• EXERCISE OBJECTIVE: Repeat the following data exactly, omitting pictures.

Saved data entries:
___

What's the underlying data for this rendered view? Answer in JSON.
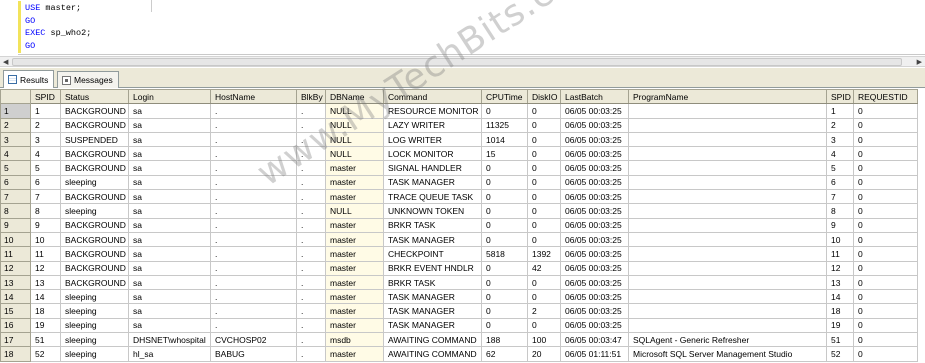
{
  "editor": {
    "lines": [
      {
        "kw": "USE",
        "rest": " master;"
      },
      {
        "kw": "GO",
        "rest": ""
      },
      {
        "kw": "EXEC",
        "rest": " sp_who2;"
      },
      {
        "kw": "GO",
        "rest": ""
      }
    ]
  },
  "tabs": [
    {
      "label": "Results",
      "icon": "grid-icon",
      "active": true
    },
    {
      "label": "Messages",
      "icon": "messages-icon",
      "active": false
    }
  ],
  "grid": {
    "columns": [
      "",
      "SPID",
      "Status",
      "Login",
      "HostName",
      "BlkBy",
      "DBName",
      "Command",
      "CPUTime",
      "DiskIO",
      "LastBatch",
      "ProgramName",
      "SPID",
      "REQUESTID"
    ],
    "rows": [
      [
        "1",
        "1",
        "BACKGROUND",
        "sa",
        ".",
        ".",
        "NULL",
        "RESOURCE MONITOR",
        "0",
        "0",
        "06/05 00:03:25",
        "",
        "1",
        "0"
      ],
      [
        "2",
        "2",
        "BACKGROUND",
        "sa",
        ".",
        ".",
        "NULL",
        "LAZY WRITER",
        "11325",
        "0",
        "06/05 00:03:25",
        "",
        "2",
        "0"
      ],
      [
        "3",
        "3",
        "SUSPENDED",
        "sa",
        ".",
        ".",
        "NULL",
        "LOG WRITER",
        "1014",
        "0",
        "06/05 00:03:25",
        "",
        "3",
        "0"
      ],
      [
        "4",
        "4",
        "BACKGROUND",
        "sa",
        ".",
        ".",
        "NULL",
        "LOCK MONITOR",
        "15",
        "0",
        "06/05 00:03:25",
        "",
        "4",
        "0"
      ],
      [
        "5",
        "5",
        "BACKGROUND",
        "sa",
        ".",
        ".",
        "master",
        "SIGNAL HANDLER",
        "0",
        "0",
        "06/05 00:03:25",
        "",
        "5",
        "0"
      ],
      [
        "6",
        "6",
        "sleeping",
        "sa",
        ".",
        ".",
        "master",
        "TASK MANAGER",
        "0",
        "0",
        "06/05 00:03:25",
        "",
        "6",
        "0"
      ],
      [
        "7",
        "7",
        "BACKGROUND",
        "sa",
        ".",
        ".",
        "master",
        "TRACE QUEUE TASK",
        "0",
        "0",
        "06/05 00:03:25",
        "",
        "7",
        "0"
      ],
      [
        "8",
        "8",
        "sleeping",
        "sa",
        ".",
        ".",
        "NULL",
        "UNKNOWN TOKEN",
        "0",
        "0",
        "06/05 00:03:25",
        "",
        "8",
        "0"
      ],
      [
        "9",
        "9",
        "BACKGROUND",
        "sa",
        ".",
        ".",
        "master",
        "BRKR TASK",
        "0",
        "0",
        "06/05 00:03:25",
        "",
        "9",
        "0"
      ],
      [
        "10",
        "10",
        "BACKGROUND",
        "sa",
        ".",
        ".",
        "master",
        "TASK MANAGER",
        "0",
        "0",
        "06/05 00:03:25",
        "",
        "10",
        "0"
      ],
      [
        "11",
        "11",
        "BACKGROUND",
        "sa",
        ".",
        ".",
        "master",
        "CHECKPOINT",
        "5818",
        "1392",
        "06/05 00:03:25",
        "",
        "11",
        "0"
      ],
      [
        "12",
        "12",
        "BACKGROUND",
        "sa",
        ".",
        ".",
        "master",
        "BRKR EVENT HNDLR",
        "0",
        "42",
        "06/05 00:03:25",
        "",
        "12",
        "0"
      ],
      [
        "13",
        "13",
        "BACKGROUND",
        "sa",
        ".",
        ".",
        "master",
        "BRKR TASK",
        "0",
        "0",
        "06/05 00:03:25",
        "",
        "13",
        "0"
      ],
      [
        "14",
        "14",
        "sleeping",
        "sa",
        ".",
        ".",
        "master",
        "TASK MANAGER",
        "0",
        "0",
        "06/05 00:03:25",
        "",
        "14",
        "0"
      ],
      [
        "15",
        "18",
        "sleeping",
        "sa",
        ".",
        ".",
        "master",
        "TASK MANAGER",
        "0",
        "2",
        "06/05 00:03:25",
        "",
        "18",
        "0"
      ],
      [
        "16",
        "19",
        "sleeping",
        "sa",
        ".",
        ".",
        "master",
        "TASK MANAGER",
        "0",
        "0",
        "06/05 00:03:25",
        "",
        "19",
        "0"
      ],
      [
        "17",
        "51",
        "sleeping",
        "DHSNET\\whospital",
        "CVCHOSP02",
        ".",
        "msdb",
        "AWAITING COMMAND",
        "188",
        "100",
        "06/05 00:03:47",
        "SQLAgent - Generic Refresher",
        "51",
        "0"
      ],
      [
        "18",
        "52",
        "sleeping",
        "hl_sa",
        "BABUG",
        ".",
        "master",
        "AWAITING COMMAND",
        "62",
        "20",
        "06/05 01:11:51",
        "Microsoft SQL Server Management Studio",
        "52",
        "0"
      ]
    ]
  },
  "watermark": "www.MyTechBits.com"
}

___

• OUTPUT FOR THIS TASK:
What's the underlying data for this rendered view? Answer in JSON.
{
  "editor": {
    "lines": [
      {
        "kw": "USE",
        "rest": " master;"
      },
      {
        "kw": "GO",
        "rest": ""
      },
      {
        "kw": "EXEC",
        "rest": " sp_who2;"
      },
      {
        "kw": "GO",
        "rest": ""
      }
    ]
  },
  "tabs": [
    {
      "label": "Results",
      "icon": "grid-icon",
      "active": true
    },
    {
      "label": "Messages",
      "icon": "messages-icon",
      "active": false
    }
  ],
  "grid": {
    "columns": [
      "",
      "SPID",
      "Status",
      "Login",
      "HostName",
      "BlkBy",
      "DBName",
      "Command",
      "CPUTime",
      "DiskIO",
      "LastBatch",
      "ProgramName",
      "SPID",
      "REQUESTID"
    ],
    "rows": [
      [
        "1",
        "1",
        "BACKGROUND",
        "sa",
        ".",
        ".",
        "NULL",
        "RESOURCE MONITOR",
        "0",
        "0",
        "06/05 00:03:25",
        "",
        "1",
        "0"
      ],
      [
        "2",
        "2",
        "BACKGROUND",
        "sa",
        ".",
        ".",
        "NULL",
        "LAZY WRITER",
        "11325",
        "0",
        "06/05 00:03:25",
        "",
        "2",
        "0"
      ],
      [
        "3",
        "3",
        "SUSPENDED",
        "sa",
        ".",
        ".",
        "NULL",
        "LOG WRITER",
        "1014",
        "0",
        "06/05 00:03:25",
        "",
        "3",
        "0"
      ],
      [
        "4",
        "4",
        "BACKGROUND",
        "sa",
        ".",
        ".",
        "NULL",
        "LOCK MONITOR",
        "15",
        "0",
        "06/05 00:03:25",
        "",
        "4",
        "0"
      ],
      [
        "5",
        "5",
        "BACKGROUND",
        "sa",
        ".",
        ".",
        "master",
        "SIGNAL HANDLER",
        "0",
        "0",
        "06/05 00:03:25",
        "",
        "5",
        "0"
      ],
      [
        "6",
        "6",
        "sleeping",
        "sa",
        ".",
        ".",
        "master",
        "TASK MANAGER",
        "0",
        "0",
        "06/05 00:03:25",
        "",
        "6",
        "0"
      ],
      [
        "7",
        "7",
        "BACKGROUND",
        "sa",
        ".",
        ".",
        "master",
        "TRACE QUEUE TASK",
        "0",
        "0",
        "06/05 00:03:25",
        "",
        "7",
        "0"
      ],
      [
        "8",
        "8",
        "sleeping",
        "sa",
        ".",
        ".",
        "NULL",
        "UNKNOWN TOKEN",
        "0",
        "0",
        "06/05 00:03:25",
        "",
        "8",
        "0"
      ],
      [
        "9",
        "9",
        "BACKGROUND",
        "sa",
        ".",
        ".",
        "master",
        "BRKR TASK",
        "0",
        "0",
        "06/05 00:03:25",
        "",
        "9",
        "0"
      ],
      [
        "10",
        "10",
        "BACKGROUND",
        "sa",
        ".",
        ".",
        "master",
        "TASK MANAGER",
        "0",
        "0",
        "06/05 00:03:25",
        "",
        "10",
        "0"
      ],
      [
        "11",
        "11",
        "BACKGROUND",
        "sa",
        ".",
        ".",
        "master",
        "CHECKPOINT",
        "5818",
        "1392",
        "06/05 00:03:25",
        "",
        "11",
        "0"
      ],
      [
        "12",
        "12",
        "BACKGROUND",
        "sa",
        ".",
        ".",
        "master",
        "BRKR EVENT HNDLR",
        "0",
        "42",
        "06/05 00:03:25",
        "",
        "12",
        "0"
      ],
      [
        "13",
        "13",
        "BACKGROUND",
        "sa",
        ".",
        ".",
        "master",
        "BRKR TASK",
        "0",
        "0",
        "06/05 00:03:25",
        "",
        "13",
        "0"
      ],
      [
        "14",
        "14",
        "sleeping",
        "sa",
        ".",
        ".",
        "master",
        "TASK MANAGER",
        "0",
        "0",
        "06/05 00:03:25",
        "",
        "14",
        "0"
      ],
      [
        "15",
        "18",
        "sleeping",
        "sa",
        ".",
        ".",
        "master",
        "TASK MANAGER",
        "0",
        "2",
        "06/05 00:03:25",
        "",
        "18",
        "0"
      ],
      [
        "16",
        "19",
        "sleeping",
        "sa",
        ".",
        ".",
        "master",
        "TASK MANAGER",
        "0",
        "0",
        "06/05 00:03:25",
        "",
        "19",
        "0"
      ],
      [
        "17",
        "51",
        "sleeping",
        "DHSNET\\whospital",
        "CVCHOSP02",
        ".",
        "msdb",
        "AWAITING COMMAND",
        "188",
        "100",
        "06/05 00:03:47",
        "SQLAgent - Generic Refresher",
        "51",
        "0"
      ],
      [
        "18",
        "52",
        "sleeping",
        "hl_sa",
        "BABUG",
        ".",
        "master",
        "AWAITING COMMAND",
        "62",
        "20",
        "06/05 01:11:51",
        "Microsoft SQL Server Management Studio",
        "52",
        "0"
      ]
    ]
  },
  "watermark": "www.MyTechBits.com"
}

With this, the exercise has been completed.